= Beginning of Section =
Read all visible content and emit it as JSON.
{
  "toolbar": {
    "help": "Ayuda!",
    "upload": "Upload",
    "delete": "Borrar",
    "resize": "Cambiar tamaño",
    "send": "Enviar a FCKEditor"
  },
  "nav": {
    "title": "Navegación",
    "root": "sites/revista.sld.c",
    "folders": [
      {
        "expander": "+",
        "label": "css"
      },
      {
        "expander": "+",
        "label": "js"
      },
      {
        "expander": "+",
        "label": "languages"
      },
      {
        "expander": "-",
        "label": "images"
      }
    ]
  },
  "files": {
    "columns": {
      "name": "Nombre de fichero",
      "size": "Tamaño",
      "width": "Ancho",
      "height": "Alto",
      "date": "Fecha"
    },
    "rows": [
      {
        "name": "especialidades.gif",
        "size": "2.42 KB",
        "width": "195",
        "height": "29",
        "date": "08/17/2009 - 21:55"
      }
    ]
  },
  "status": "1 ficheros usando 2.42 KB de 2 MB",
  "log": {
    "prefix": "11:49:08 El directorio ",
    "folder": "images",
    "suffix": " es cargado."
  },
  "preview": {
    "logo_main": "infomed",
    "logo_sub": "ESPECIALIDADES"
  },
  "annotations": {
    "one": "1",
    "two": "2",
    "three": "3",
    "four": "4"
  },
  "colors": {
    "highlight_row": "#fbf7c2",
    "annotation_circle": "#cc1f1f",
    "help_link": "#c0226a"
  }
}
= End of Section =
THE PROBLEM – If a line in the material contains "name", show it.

SOLUTION –
      "name": "Nombre de fichero",
        "name": "especialidades.gif",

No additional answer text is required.